DORAL, Fla. (AP) -- A month after he returned from his curious leave of absence, Dustin Johnson was posing with another big trophy.
In a power show Sunday on the Blue Monster, Johnson was flawless on the back nine and blasted two big drives to finish off a 3-under 69 and win the Cadillac Championship for his second World Golf Championship title.
Johnson took advantage of a collapse by J.B. Holmes, who lost a five-shot lead and closed with a 75 to finish one shot behind. Masters champion Bubba Watson opened with four birdies in seven holes to lead by two shots, only to make three bogeys in a four-hole stretch on the back nine. He shot 71 and finished two behind.
Johnson won for the ninth time in his PGA Tour career and moved to No. 6 in the world.
It looked as though the 30-year-old Johnson was never gone.
He returned just five weeks ago from a six-month leave of absence to seek professional help for what he described only as personal challenge. Golf.com reported in August that Johnson had failed a cocaine test for the second time, and that he previously was suspended in 2012 under similar circumstances.
Johnson only said, "No," when asked if he failed a drug test in an interview before his return.
The swagger was back at Trump National Doral, especially on the finishing holes. But when he tapped in for par, it was clear this victory meant more than the others. He walked off with fiancee Paulina Gretzky - the daughter of hockey great Wayne Gretzky - and their son, Tatum, who was born in January.

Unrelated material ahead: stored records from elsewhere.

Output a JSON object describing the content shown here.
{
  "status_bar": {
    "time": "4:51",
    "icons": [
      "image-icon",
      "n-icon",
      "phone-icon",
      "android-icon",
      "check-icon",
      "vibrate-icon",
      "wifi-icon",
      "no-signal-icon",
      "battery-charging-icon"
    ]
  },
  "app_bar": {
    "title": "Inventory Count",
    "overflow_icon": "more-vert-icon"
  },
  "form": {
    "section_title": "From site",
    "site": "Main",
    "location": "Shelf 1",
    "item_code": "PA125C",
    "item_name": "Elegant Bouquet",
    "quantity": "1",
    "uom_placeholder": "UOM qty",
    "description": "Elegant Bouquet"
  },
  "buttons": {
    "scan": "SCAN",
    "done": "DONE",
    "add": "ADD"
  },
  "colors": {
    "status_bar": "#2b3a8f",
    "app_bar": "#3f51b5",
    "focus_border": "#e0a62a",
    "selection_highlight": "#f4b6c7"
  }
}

"I knew I was really good," Johnson said. "I knew there was something I was missing that could make me great. I was working hard on that, and I think it's showing right now. ... It's tough. I'm so excited right now, I can't hardly talk. It feels great. The one definitely, by far, is the best one."

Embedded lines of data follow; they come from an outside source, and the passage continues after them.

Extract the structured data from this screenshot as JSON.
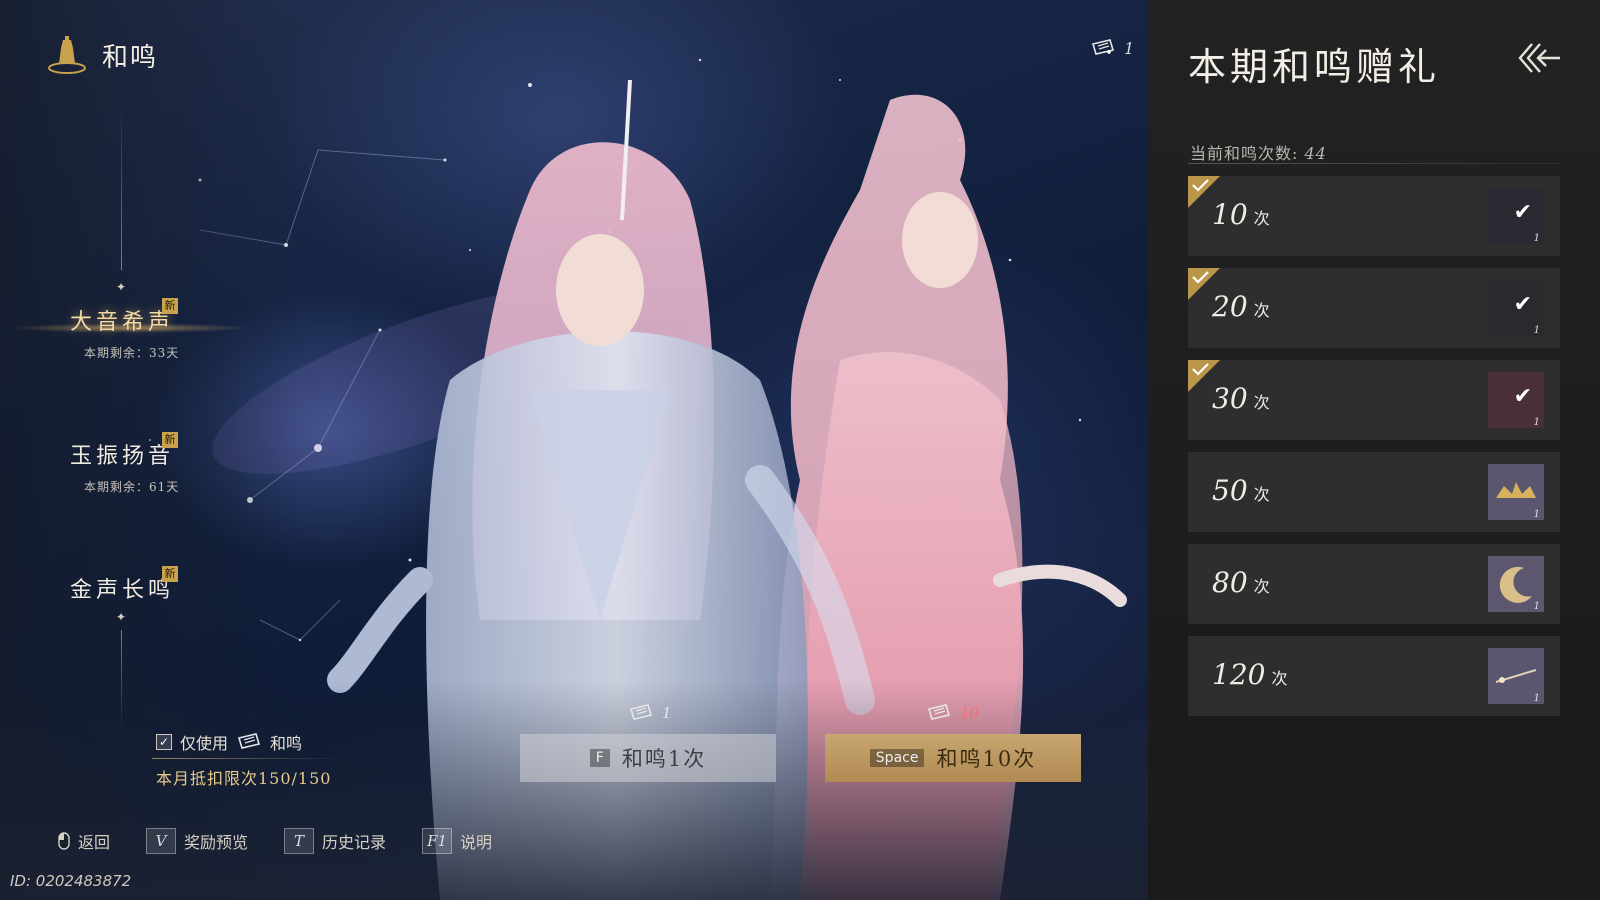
{
  "header": {
    "title": "和鸣",
    "ticket_count": "1"
  },
  "nav": [
    {
      "name": "大音希声",
      "badge": "新",
      "remaining": "本期剩余：33天",
      "active": true
    },
    {
      "name": "玉振扬音",
      "badge": "新",
      "remaining": "本期剩余：61天",
      "active": false
    },
    {
      "name": "金声长鸣",
      "badge": "新",
      "remaining": "",
      "active": false
    }
  ],
  "options": {
    "only_use_prefix": "仅使用",
    "only_use_suffix": "和鸣",
    "only_use_checked": true,
    "monthly_limit": "本月抵扣限次150/150"
  },
  "pull": {
    "one": {
      "cost": "1",
      "key": "F",
      "label": "和鸣1次"
    },
    "ten": {
      "cost": "10",
      "key": "Space",
      "label": "和鸣10次"
    }
  },
  "shortcuts": [
    {
      "key": "",
      "label": "返回",
      "icon": "mouse-icon"
    },
    {
      "key": "V",
      "label": "奖励预览"
    },
    {
      "key": "T",
      "label": "历史记录"
    },
    {
      "key": "F1",
      "label": "说明"
    }
  ],
  "id_text": "ID: 0202483872",
  "panel": {
    "title": "本期和鸣赠礼",
    "count_label": "当前和鸣次数:",
    "count_value": "44",
    "gifts": [
      {
        "count": "10",
        "unit": "次",
        "claimed": true,
        "qty": "1",
        "color": "#2a2a32"
      },
      {
        "count": "20",
        "unit": "次",
        "claimed": true,
        "qty": "1",
        "color": "#2a2a2e"
      },
      {
        "count": "30",
        "unit": "次",
        "claimed": true,
        "qty": "1",
        "color": "#4a3036"
      },
      {
        "count": "50",
        "unit": "次",
        "claimed": false,
        "qty": "1",
        "color": "#5a5670"
      },
      {
        "count": "80",
        "unit": "次",
        "claimed": false,
        "qty": "1",
        "color": "#5c566e"
      },
      {
        "count": "120",
        "unit": "次",
        "claimed": false,
        "qty": "1",
        "color": "#5a5670"
      }
    ]
  },
  "colors": {
    "accent_gold": "#c9a24e",
    "panel_bg": "#222222",
    "ten_button": "#c8a670"
  }
}
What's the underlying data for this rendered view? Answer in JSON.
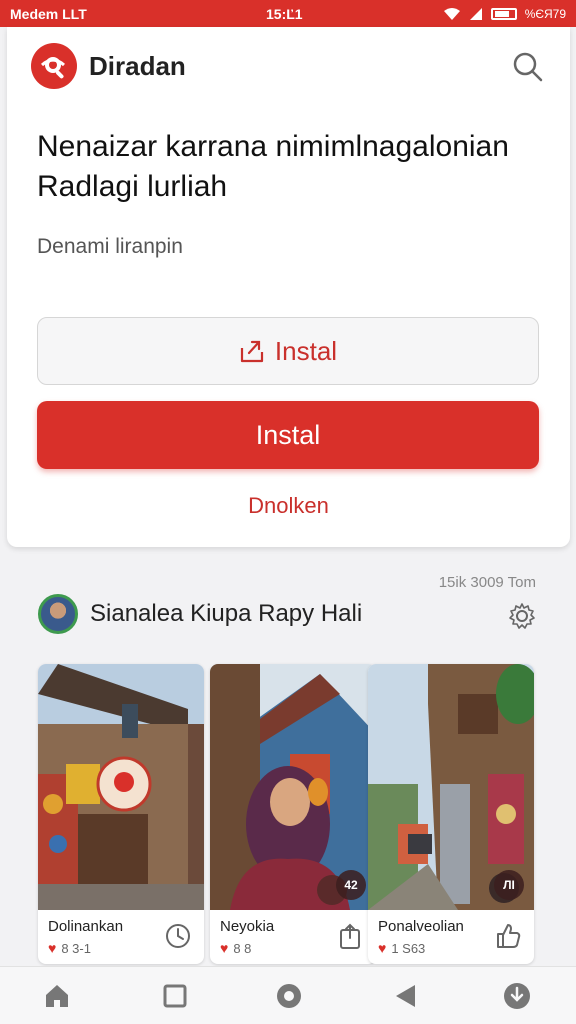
{
  "status_bar": {
    "carrier": "Medem  LLT",
    "time": "15:Ľ1",
    "battery": "%ЄЯ79"
  },
  "app": {
    "name": "Diradan",
    "icons": {
      "logo": "search-logo-icon",
      "search": "search-icon"
    }
  },
  "hero": {
    "headline_line1": "Nenaizar karrana nimimlnagalonian",
    "headline_line2": "Radlagi lurliah",
    "subtext": "Denami liranpin"
  },
  "actions": {
    "install_outline_label": "Instal",
    "install_solid_label": "Instal",
    "link_label": "Dnolken"
  },
  "feed": {
    "meta": "15ik 3009 Tom",
    "title": "Sianalea Kiupa Rарy Hali",
    "cards": [
      {
        "caption": "Dolinankan",
        "likes": "8 3-1",
        "action_icon": "clock-icon"
      },
      {
        "caption": "Neyokia",
        "likes": "8 8",
        "action_icon": "share-icon",
        "badge": "42"
      },
      {
        "caption": "Ponalveolian",
        "likes": "1 S63",
        "action_icon": "thumbs-up-icon",
        "badge": "ЛІ"
      }
    ]
  },
  "bottom_nav": [
    "home-icon",
    "square-icon",
    "circle-icon",
    "back-icon",
    "download-icon"
  ],
  "colors": {
    "accent": "#d9302a",
    "background": "#f2f2f4"
  }
}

One day after Johnson made a hole-in-one on the par-3 fourth hole, he nearly did it again, missing the cup by an inch. That was his first birdie, and two birdies on the par 5s around the turn drew him closer as Watson began to slip.
Watson laid up into the rough on the par-5 12th hole, caught a plugged lie in a bunker and made his second straight bogey to create a three-way tie for the lead with three of the longest hitters in golf. Johnson took the lead for the first time when he made a 10-foot par putt on the 14th hole, and Holmes missed his par from 6 feet.

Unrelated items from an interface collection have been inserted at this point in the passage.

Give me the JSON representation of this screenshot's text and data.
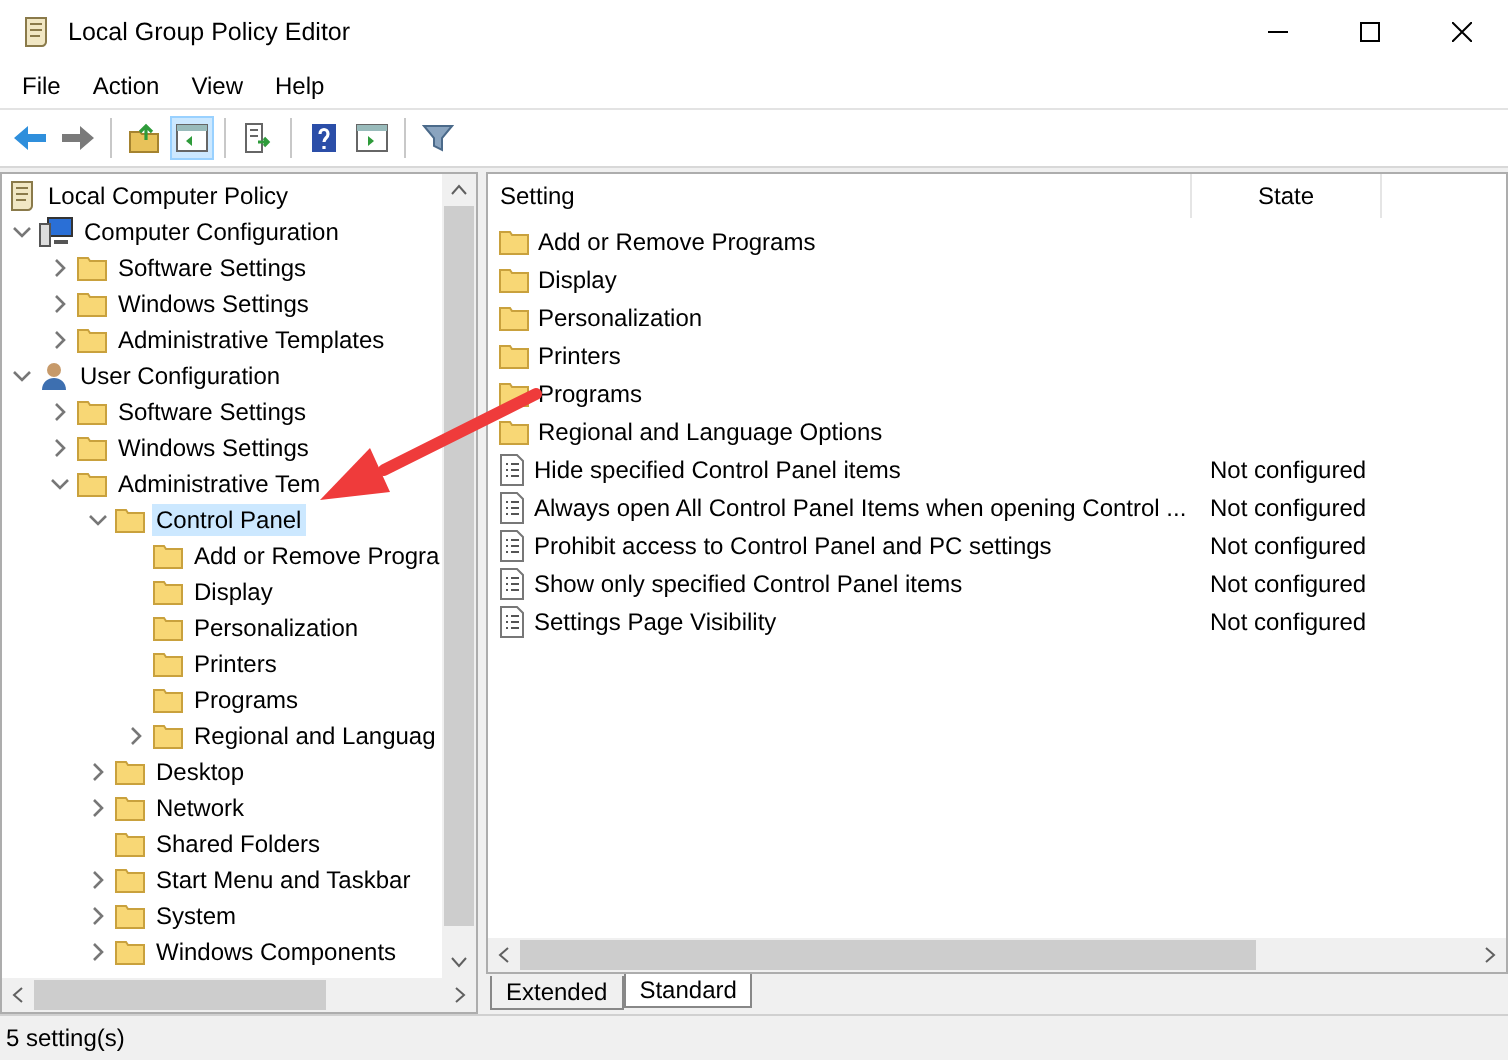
{
  "window": {
    "title": "Local Group Policy Editor"
  },
  "menu": [
    {
      "label": "File"
    },
    {
      "label": "Action"
    },
    {
      "label": "View"
    },
    {
      "label": "Help"
    }
  ],
  "toolbar": [
    {
      "kind": "back",
      "pressed": false
    },
    {
      "kind": "forward",
      "pressed": false
    },
    {
      "kind": "sep"
    },
    {
      "kind": "up",
      "pressed": false
    },
    {
      "kind": "tree",
      "pressed": true
    },
    {
      "kind": "sep"
    },
    {
      "kind": "export",
      "pressed": false
    },
    {
      "kind": "sep"
    },
    {
      "kind": "help",
      "pressed": false
    },
    {
      "kind": "pane",
      "pressed": false
    },
    {
      "kind": "sep"
    },
    {
      "kind": "filter",
      "pressed": false
    }
  ],
  "tree": [
    {
      "label": "Local Computer Policy",
      "kind": "root",
      "selected": false,
      "children": [
        {
          "label": "Computer Configuration",
          "kind": "computer",
          "expanded": true,
          "selected": false,
          "children": [
            {
              "label": "Software Settings",
              "kind": "folder",
              "expanded": false,
              "selected": false
            },
            {
              "label": "Windows Settings",
              "kind": "folder",
              "expanded": false,
              "selected": false
            },
            {
              "label": "Administrative Templates",
              "kind": "folder",
              "expanded": false,
              "selected": false
            }
          ]
        },
        {
          "label": "User Configuration",
          "kind": "user",
          "expanded": true,
          "selected": false,
          "children": [
            {
              "label": "Software Settings",
              "kind": "folder",
              "expanded": false,
              "selected": false
            },
            {
              "label": "Windows Settings",
              "kind": "folder",
              "expanded": false,
              "selected": false
            },
            {
              "label": "Administrative Tem",
              "kind": "folder",
              "expanded": true,
              "selected": false,
              "children": [
                {
                  "label": "Control Panel",
                  "kind": "folder",
                  "expanded": true,
                  "selected": true,
                  "children": [
                    {
                      "label": "Add or Remove Progra",
                      "kind": "folder",
                      "selected": false
                    },
                    {
                      "label": "Display",
                      "kind": "folder",
                      "selected": false
                    },
                    {
                      "label": "Personalization",
                      "kind": "folder",
                      "selected": false
                    },
                    {
                      "label": "Printers",
                      "kind": "folder",
                      "selected": false
                    },
                    {
                      "label": "Programs",
                      "kind": "folder",
                      "selected": false
                    },
                    {
                      "label": "Regional and Languag",
                      "kind": "folder",
                      "expanded": false,
                      "selected": false
                    }
                  ]
                },
                {
                  "label": "Desktop",
                  "kind": "folder",
                  "expanded": false,
                  "selected": false
                },
                {
                  "label": "Network",
                  "kind": "folder",
                  "expanded": false,
                  "selected": false
                },
                {
                  "label": "Shared Folders",
                  "kind": "folder",
                  "selected": false
                },
                {
                  "label": "Start Menu and Taskbar",
                  "kind": "folder",
                  "expanded": false,
                  "selected": false
                },
                {
                  "label": "System",
                  "kind": "folder",
                  "expanded": false,
                  "selected": false
                },
                {
                  "label": "Windows Components",
                  "kind": "folder",
                  "expanded": false,
                  "selected": false
                }
              ]
            }
          ]
        }
      ]
    }
  ],
  "list": {
    "columns": [
      "Setting",
      "State"
    ],
    "rows": [
      {
        "kind": "folder",
        "setting": "Add or Remove Programs"
      },
      {
        "kind": "folder",
        "setting": "Display"
      },
      {
        "kind": "folder",
        "setting": "Personalization"
      },
      {
        "kind": "folder",
        "setting": "Printers"
      },
      {
        "kind": "folder",
        "setting": "Programs"
      },
      {
        "kind": "folder",
        "setting": "Regional and Language Options"
      },
      {
        "kind": "policy",
        "setting": "Hide specified Control Panel items",
        "state": "Not configured"
      },
      {
        "kind": "policy",
        "setting": "Always open All Control Panel Items when opening Control ...",
        "state": "Not configured"
      },
      {
        "kind": "policy",
        "setting": "Prohibit access to Control Panel and PC settings",
        "state": "Not configured"
      },
      {
        "kind": "policy",
        "setting": "Show only specified Control Panel items",
        "state": "Not configured"
      },
      {
        "kind": "policy",
        "setting": "Settings Page Visibility",
        "state": "Not configured"
      }
    ]
  },
  "view_tabs": [
    {
      "label": "Extended",
      "selected": false
    },
    {
      "label": "Standard",
      "selected": true
    }
  ],
  "status_bar": "5 setting(s)"
}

The pivotal moment came on the par-3 15th, when Johnson rolled in a birdie from just inside 15 feet for a two-shot lead.
He made all the right moves the rest of the way.
Johnson finished at 9-under 279, adding to the WGC title he won in Shanghai at the end of 2013. He was on top of his game, one of golf's most athletic figures who already had contended in three majors. Then came the indefinite leave, forcing him to miss the Ryder Cup and the FedEx Cup playoffs.
And now he's back.
In five tournaments, he has missed the cut twice, lost in a playoff at Riviera and tied for fourth at Pebble Beach.
It was the second close call this year for Holmes, who lost in a playoff at Torrey Pines. It was a struggle from the start, and Holmes lost his five-shot lead in the first 30 minutes, and fell behind with three bogeys in his opening six holes.
His lone birdie was a two-putt on the 293-yard 16th hole, but he didn't have good birdie chances on the final two holes. And Johnson didn't make any mistakes. He twice hit tee shots over 300 yards on the two closing holes, the last hole so bold that it challenged the corner of the water. It sailed right over, and Johnson was on his way.
Watson went bunker-to-bunker on the 11th for bogey, made another on the 12th and drove into the trees on the 14th for another bogey.
Adam Scott (71) and Henrik Stenson (72) tied for fourth, though they were five shots behind.
Rory McIlroy got his 3-iron back, the one he heaved into the water on the eighth hole Friday. A diver retrieved and Donald Trump delivered it to him on the range. McIlroy used it on the 18th hole and hit into the water for a double bogey and a 72. The world's No. 1 player, who missed the cut in the Honda Classic last week, tied for ninth.